Now on to Hyperinflation

Once you understand the above examples of positive feedback loops you should then read the different ways of explaining the positive feedback loops in hyperinflation

Tuesday, August 12, 2014

Lack of avalanche does not prove lack of risk of avalanche

Hyperinflation is like an avalanche, forest fire,  earthquake, or volcano eruption. Conditions for a chain reaction build up and then things happen fast. But the build up time can be very long. It is not really possible to predict exactly when the chain reaction will start. The best you can do is say that conditions for the chain reaction are such that there is a high risk. Certain types of things can transition from stable to destruction very quickly with very little provocation.

If conditions are right, a small rabbit jumping across the snow could set off a  huge avalanche.   Conditions in Japan are such that some small event could trigger hyperinflation at any time.   Maybe China sinking a Japanese boat or a pension fund getting out of JGBs.  We don't know what the equivalent of the rabbit will be for Japanese hyperinflation, but we can tell Japan has the setup for this type of chain reaction.  

Again and again there are blog posts where people say the fact that Japan or the USA has not had hyperinflation so far proves that the theories saying there is a risk of hyperinflation are wrong.   This is just not true.  That an  avalanche has not happened yet is in no way proof that there is no risk of avalanche.  Such logic is flawed.   It ignores the fast moving chain reaction that is fundamental to the nature of the problem.   The same is true for hyperinflation.  That it has not happened yet does not in any way prove that there is not a high risk of hyperinflation.  Many countries went from normal inflation to hyperinflation rather quickly.

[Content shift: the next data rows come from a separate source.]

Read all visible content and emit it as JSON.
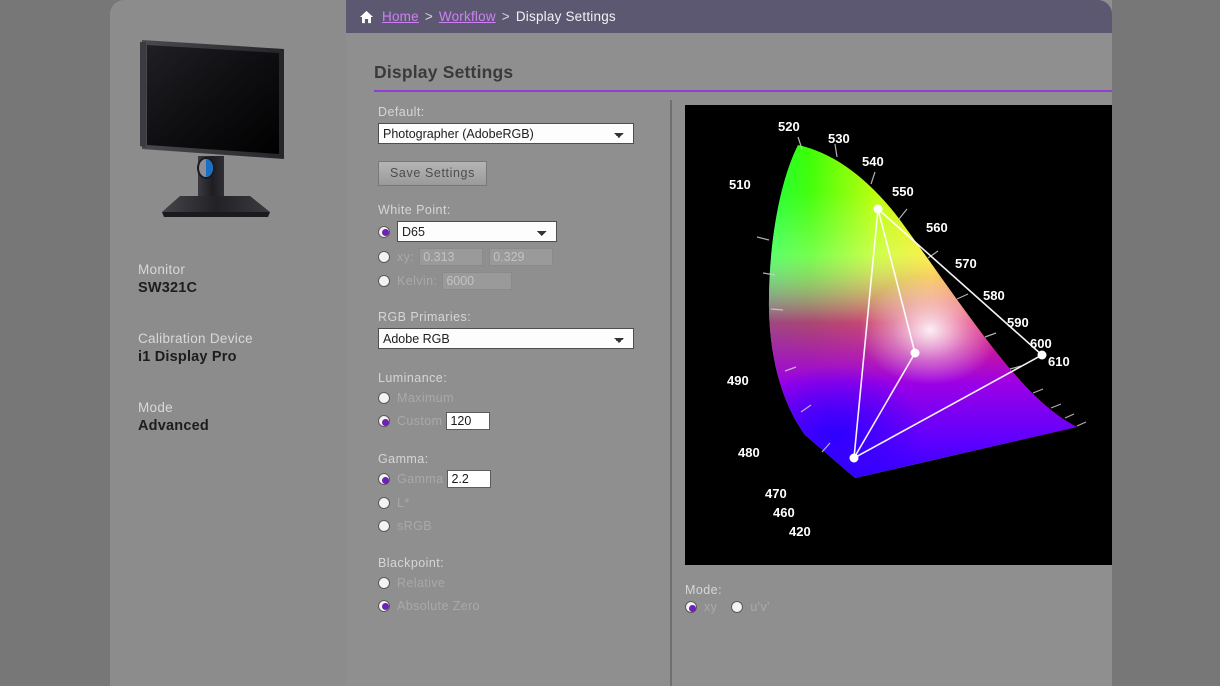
{
  "breadcrumb": {
    "home_icon": "home-icon",
    "home": "Home",
    "sep1": ">",
    "workflow": "Workflow",
    "sep2": ">",
    "current": "Display Settings"
  },
  "page": {
    "title": "Display Settings",
    "accent_color": "#8e3fd4"
  },
  "sidebar": {
    "monitor_label": "Monitor",
    "monitor_value": "SW321C",
    "device_label": "Calibration Device",
    "device_value": "i1 Display Pro",
    "mode_label": "Mode",
    "mode_value": "Advanced"
  },
  "form": {
    "default_label": "Default:",
    "default_value": "Photographer (AdobeRGB)",
    "default_options": [
      "Photographer (AdobeRGB)"
    ],
    "save_label": "Save Settings",
    "whitepoint_label": "White Point:",
    "whitepoint_preset_value": "D65",
    "whitepoint_preset_options": [
      "D65"
    ],
    "xy_label": "xy:",
    "xy_x": "0.313",
    "xy_y": "0.329",
    "kelvin_label": "Kelvin:",
    "kelvin_value": "6000",
    "primaries_label": "RGB Primaries:",
    "primaries_value": "Adobe RGB",
    "primaries_options": [
      "Adobe RGB"
    ],
    "luminance_label": "Luminance:",
    "luminance_maximum": "Maximum",
    "luminance_custom": "Custom",
    "luminance_custom_value": "120",
    "gamma_label": "Gamma:",
    "gamma_gamma": "Gamma",
    "gamma_value": "2.2",
    "gamma_lstar": "L*",
    "gamma_srgb": "sRGB",
    "blackpoint_label": "Blackpoint:",
    "blackpoint_relative": "Relative",
    "blackpoint_absolute": "Absolute Zero"
  },
  "diagram": {
    "mode_label": "Mode:",
    "mode_xy": "xy",
    "mode_uv": "u'v'",
    "wavelength_labels": [
      "420",
      "460",
      "470",
      "480",
      "490",
      "510",
      "520",
      "530",
      "540",
      "550",
      "560",
      "570",
      "580",
      "590",
      "600",
      "610"
    ],
    "gamut_name": "Adobe RGB",
    "vertices": {
      "red": "610",
      "green": "520",
      "blue": "470"
    }
  }
}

I have yet to have any really strong logical attack on my hyperinflation explained or hyperinflation faq posts.   More than 100 times I have tried to engage other bloggers posting about hyperinflation.

The lack of any serious intellectual challenge to my "positive feedback theory of hyperinflation" is more of a confirmation of my theory than the lack of hyperinflation in Japan or the USA is any sort of refutation.  

Cnningham's Law says, "the best way to get the right answer on the Internet is not to ask a question, it's to post the wrong answer.".     If I was wrong, I really think someone would have been able to point this out by now.

The xkcd Duty Calls sort of sums this up:

I think it is safe to say there is nothing obviously wrong with my theory of hyperinflation. 

Dear reader, if you think there is anyone that could refute my theory of hyperinflation please send them a link to this post.